The wife of an Iraq veteran, blinded by a suicide bomber has a story to tell (RTWT) from the veteran’s spouse’s perspective, and she has asked the central question. Her question is this:
[T]here has to be a better way for our federal government to make it easier for the spouses, parents, and siblings who have to quit their jobs and forfeit their livelihoods to care for an injured veteran.
Her husband’s—and her—problems with this failed agency include things like this [emphasis added]:
My first encounter with the military bureaucracy came days after I arrived at Walter Reed to see Scotty, a West Point graduate, after he’d been flown in from Iraq. … I was supposed to be on “orders” and receiving a stipend for food, but somewhere along the way someone filled out the form incorrectly. The man I spoke to said that it would be a huge hassle to try to fix it….
But being blinded is no big deal.
In a world where technology is making almost all aspects of life easier, why isn’t there a website, a liaison, or an advocate to fill out government paperwork and get deserving veterans the benefits they were promised and deserved? When I asked for help, someone suggested we hire a lawyer.
Sure. It’s entirely appropriate to sue a government agency to force it to perform, but it’s wholly unreasonable to expect that agency to perform on its own initiative.
And this performance regarding a potentially lethal situation:
Most recently, Scotty had an infection that needed emergency care. Upon arriving at the VA emergency room, which was packed, I noticed that there were at least four people behind the counter for paperwork. They informed us it would be a four to five hour wait to see a doctor.
On the other hand, it is really a hassle for a government hospital to treat emergencies. Especially with all that bothersome paperwork that has to be done first.
This wife proposes making the VA run more like a business, and giving the customer what the customer needs.

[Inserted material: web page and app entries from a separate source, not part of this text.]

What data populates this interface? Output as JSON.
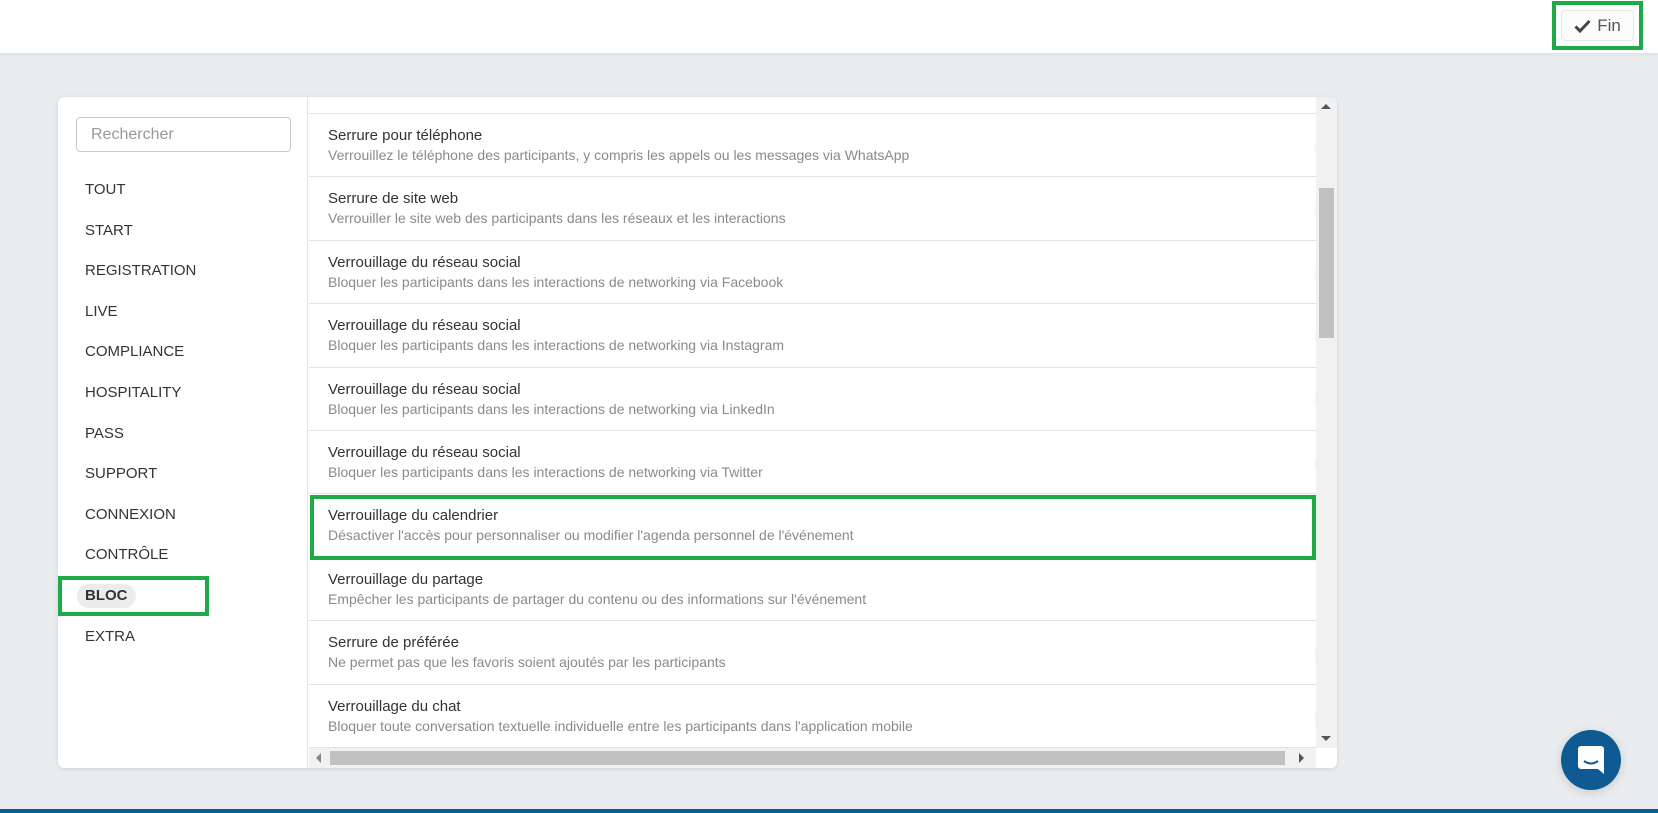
{
  "header": {
    "done_label": "Fin",
    "done_icon": "check-icon"
  },
  "sidebar": {
    "search_placeholder": "Rechercher",
    "items": [
      {
        "label": "TOUT"
      },
      {
        "label": "START"
      },
      {
        "label": "REGISTRATION"
      },
      {
        "label": "LIVE"
      },
      {
        "label": "COMPLIANCE"
      },
      {
        "label": "HOSPITALITY"
      },
      {
        "label": "PASS"
      },
      {
        "label": "SUPPORT"
      },
      {
        "label": "CONNEXION"
      },
      {
        "label": "CONTRÔLE"
      },
      {
        "label": "BLOC",
        "active": true
      },
      {
        "label": "EXTRA"
      }
    ]
  },
  "settings": [
    {
      "title": "Serrure pour téléphone",
      "desc": "Verrouillez le téléphone des participants, y compris les appels ou les messages via WhatsApp",
      "enabled": false
    },
    {
      "title": "Serrure de site web",
      "desc": "Verrouiller le site web des participants dans les réseaux et les interactions",
      "enabled": false
    },
    {
      "title": "Verrouillage du réseau social",
      "desc": "Bloquer les participants dans les interactions de networking via Facebook",
      "enabled": false
    },
    {
      "title": "Verrouillage du réseau social",
      "desc": "Bloquer les participants dans les interactions de networking via Instagram",
      "enabled": false
    },
    {
      "title": "Verrouillage du réseau social",
      "desc": "Bloquer les participants dans les interactions de networking via LinkedIn",
      "enabled": false
    },
    {
      "title": "Verrouillage du réseau social",
      "desc": "Bloquer les participants dans les interactions de networking via Twitter",
      "enabled": false
    },
    {
      "title": "Verrouillage du calendrier",
      "desc": "Désactiver l'accès pour personnaliser ou modifier l'agenda personnel de l'événement",
      "enabled": true
    },
    {
      "title": "Verrouillage du partage",
      "desc": "Empêcher les participants de partager du contenu ou des informations sur l'événement",
      "enabled": true
    },
    {
      "title": "Serrure de préférée",
      "desc": "Ne permet pas que les favoris soient ajoutés par les participants",
      "enabled": false
    },
    {
      "title": "Verrouillage du chat",
      "desc": "Bloquer toute conversation textuelle individuelle entre les participants dans l'application mobile",
      "enabled": false
    }
  ],
  "colors": {
    "highlight": "#1faa4a",
    "toggle_on": "#4cd068",
    "chat_button": "#0f5a93"
  },
  "chat_icon": "chat-bubble-icon"
}
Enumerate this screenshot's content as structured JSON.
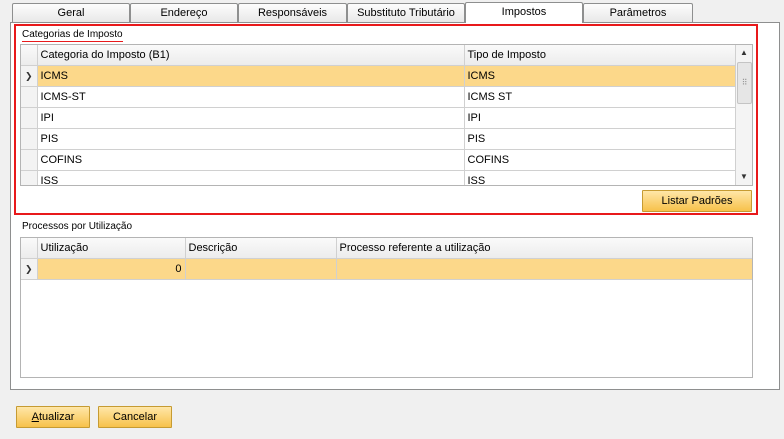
{
  "tabs": [
    {
      "label": "Geral"
    },
    {
      "label": "Endereço"
    },
    {
      "label": "Responsáveis"
    },
    {
      "label": "Substituto Tributário"
    },
    {
      "label": "Impostos"
    },
    {
      "label": "Parâmetros"
    }
  ],
  "tax_categories": {
    "title": "Categorias de Imposto",
    "columns": [
      "Categoria do Imposto (B1)",
      "Tipo de Imposto"
    ],
    "rows": [
      {
        "category": "ICMS",
        "type": "ICMS"
      },
      {
        "category": "ICMS-ST",
        "type": "ICMS ST"
      },
      {
        "category": "IPI",
        "type": "IPI"
      },
      {
        "category": "PIS",
        "type": "PIS"
      },
      {
        "category": "COFINS",
        "type": "COFINS"
      },
      {
        "category": "ISS",
        "type": "ISS"
      }
    ],
    "list_defaults_button": "Listar Padrões"
  },
  "usage_processes": {
    "title": "Processos por Utilização",
    "columns": [
      "Utilização",
      "Descrição",
      "Processo referente a utilização"
    ],
    "rows": [
      {
        "usage": "0",
        "description": "",
        "process": ""
      }
    ]
  },
  "footer": {
    "update_button_first": "A",
    "update_button_rest": "tualizar",
    "cancel_button": "Cancelar"
  },
  "colors": {
    "selected_row": "#fcd88a",
    "button": "#f7c14b",
    "highlight_frame": "#e8191b"
  }
}
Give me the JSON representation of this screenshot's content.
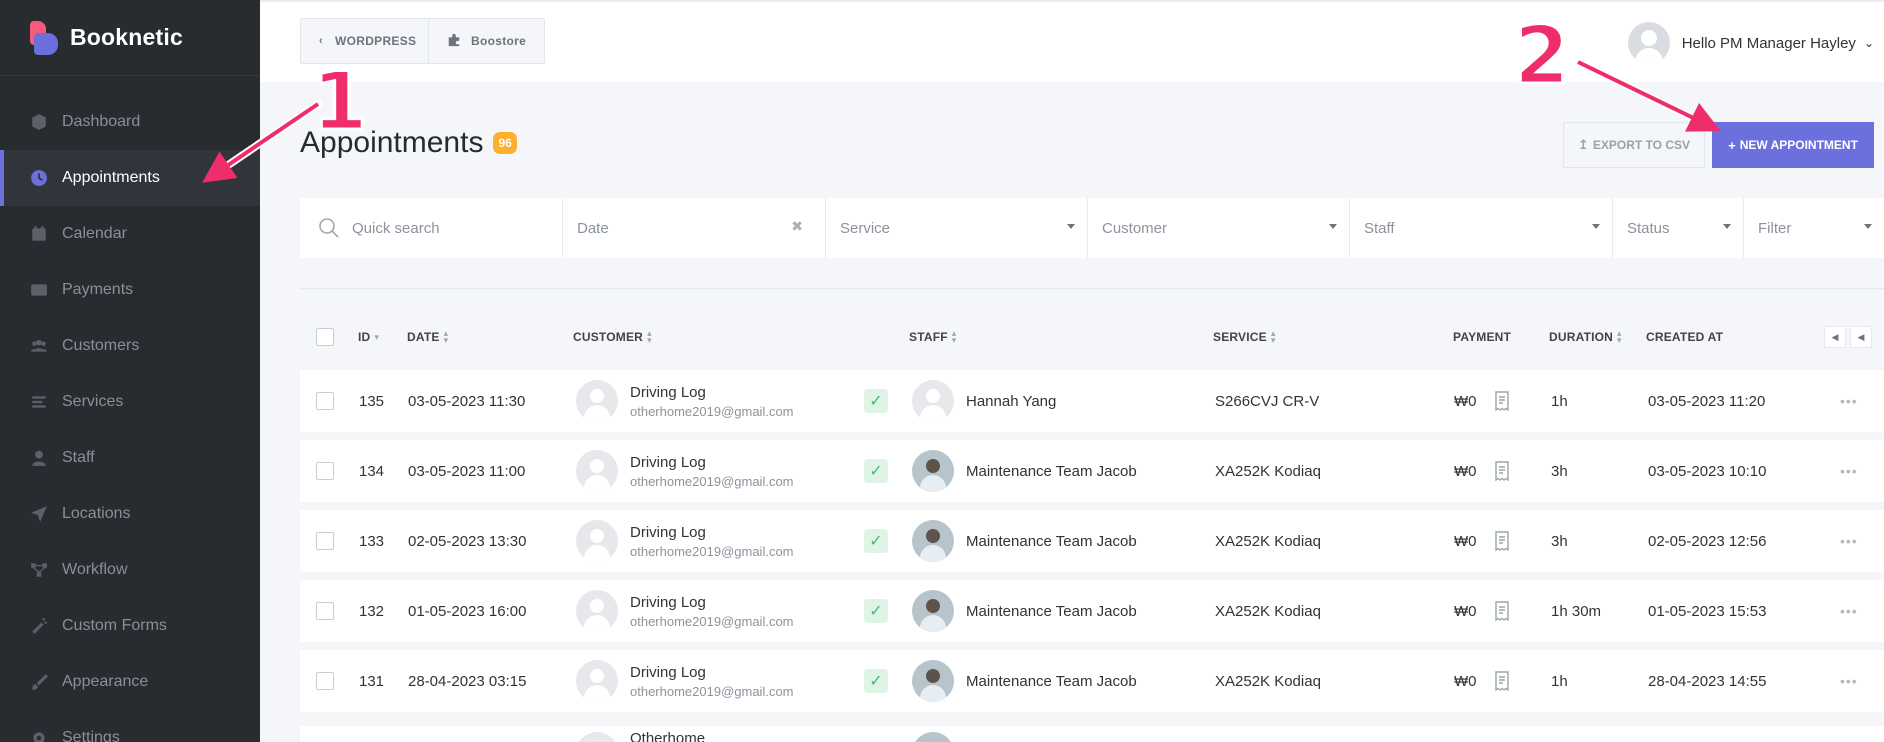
{
  "app": {
    "name": "Booknetic"
  },
  "sidebar": {
    "items": [
      {
        "label": "Dashboard",
        "icon": "cube-icon",
        "active": false
      },
      {
        "label": "Appointments",
        "icon": "clock-icon",
        "active": true
      },
      {
        "label": "Calendar",
        "icon": "calendar-icon",
        "active": false
      },
      {
        "label": "Payments",
        "icon": "credit-card-icon",
        "active": false
      },
      {
        "label": "Customers",
        "icon": "users-icon",
        "active": false
      },
      {
        "label": "Services",
        "icon": "list-icon",
        "active": false
      },
      {
        "label": "Staff",
        "icon": "user-icon",
        "active": false
      },
      {
        "label": "Locations",
        "icon": "location-arrow-icon",
        "active": false
      },
      {
        "label": "Workflow",
        "icon": "workflow-icon",
        "active": false
      },
      {
        "label": "Custom Forms",
        "icon": "magic-wand-icon",
        "active": false
      },
      {
        "label": "Appearance",
        "icon": "brush-icon",
        "active": false
      },
      {
        "label": "Settings",
        "icon": "gear-icon",
        "active": false
      }
    ]
  },
  "topbar": {
    "wordpress_label": "WORDPRESS",
    "boostore_label": "Boostore",
    "user_greeting": "Hello PM Manager Hayley"
  },
  "page": {
    "title": "Appointments",
    "count": "96",
    "export_label": "EXPORT TO CSV",
    "new_label": "NEW APPOINTMENT"
  },
  "filters": {
    "search_placeholder": "Quick search",
    "date": "Date",
    "service": "Service",
    "customer": "Customer",
    "staff": "Staff",
    "status": "Status",
    "filter": "Filter"
  },
  "table": {
    "columns": {
      "id": "ID",
      "date": "DATE",
      "customer": "CUSTOMER",
      "staff": "STAFF",
      "service": "SERVICE",
      "payment": "PAYMENT",
      "duration": "DURATION",
      "created_at": "CREATED AT"
    },
    "rows": [
      {
        "id": "135",
        "date": "03-05-2023 11:30",
        "customer_name": "Driving Log",
        "customer_email": "otherhome2019@gmail.com",
        "staff": "Hannah Yang",
        "staff_photo": false,
        "service": "S266CVJ CR-V",
        "payment": "₩0",
        "duration": "1h",
        "created_at": "03-05-2023 11:20"
      },
      {
        "id": "134",
        "date": "03-05-2023 11:00",
        "customer_name": "Driving Log",
        "customer_email": "otherhome2019@gmail.com",
        "staff": "Maintenance Team Jacob",
        "staff_photo": true,
        "service": "XA252K Kodiaq",
        "payment": "₩0",
        "duration": "3h",
        "created_at": "03-05-2023 10:10"
      },
      {
        "id": "133",
        "date": "02-05-2023 13:30",
        "customer_name": "Driving Log",
        "customer_email": "otherhome2019@gmail.com",
        "staff": "Maintenance Team Jacob",
        "staff_photo": true,
        "service": "XA252K Kodiaq",
        "payment": "₩0",
        "duration": "3h",
        "created_at": "02-05-2023 12:56"
      },
      {
        "id": "132",
        "date": "01-05-2023 16:00",
        "customer_name": "Driving Log",
        "customer_email": "otherhome2019@gmail.com",
        "staff": "Maintenance Team Jacob",
        "staff_photo": true,
        "service": "XA252K Kodiaq",
        "payment": "₩0",
        "duration": "1h 30m",
        "created_at": "01-05-2023 15:53"
      },
      {
        "id": "131",
        "date": "28-04-2023 03:15",
        "customer_name": "Driving Log",
        "customer_email": "otherhome2019@gmail.com",
        "staff": "Maintenance Team Jacob",
        "staff_photo": true,
        "service": "XA252K Kodiaq",
        "payment": "₩0",
        "duration": "1h",
        "created_at": "28-04-2023 14:55"
      }
    ],
    "partial_row_customer": "Otherhome"
  },
  "annotations": {
    "one": "1",
    "two": "2"
  },
  "colors": {
    "accent": "#6c70dc",
    "sidebar": "#282b30",
    "badge": "#fdb02b",
    "annotation": "#ef2d6a",
    "status_ok": "#3cbf6f"
  }
}
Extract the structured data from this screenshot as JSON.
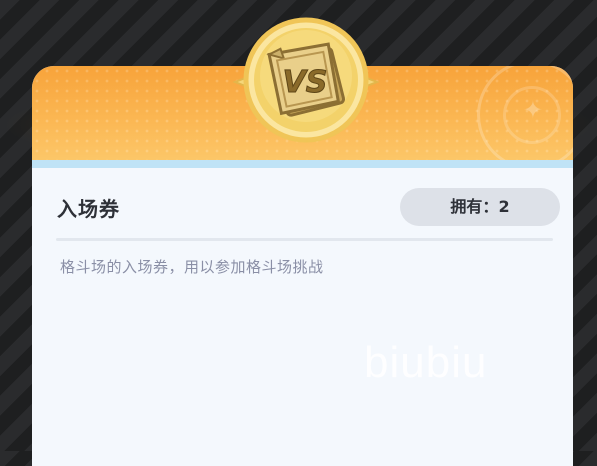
{
  "item": {
    "name": "入场券",
    "owned_label": "拥有：",
    "owned_count": "2",
    "description": "格斗场的入场券，用以参加格斗场挑战",
    "icon": "vs-ticket-icon",
    "icon_text": "VS"
  },
  "watermark": {
    "text": "biubiu"
  },
  "colors": {
    "header_orange": "#f7a33a",
    "header_orange_light": "#fcc86a",
    "card_background": "#f4f8fd",
    "accent_blue": "#bfe3f6",
    "pill_background": "#dde1e8",
    "title_text": "#2e3138",
    "description_text": "#8a8fa6",
    "emblem_gold": "#f2cf63",
    "ticket_brown": "#a88a46"
  }
}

Indeed. Run the thing like a business: it’s failed and has been a failure for years; close it down. Disband the VA altogether, and use its current budget (adjusted in subsequent years for inflation and for the number of veterans, whose care also will ebb and flow with age and with the number of wars from which they’re returning) as vouchers paid directly to the veterans so they can get their own doctors, see their own clinics and hospitals, and get proper care from providers of their choice. Let the customers—our veterans and their families—get what they need.
Veteranos Administratio delende est.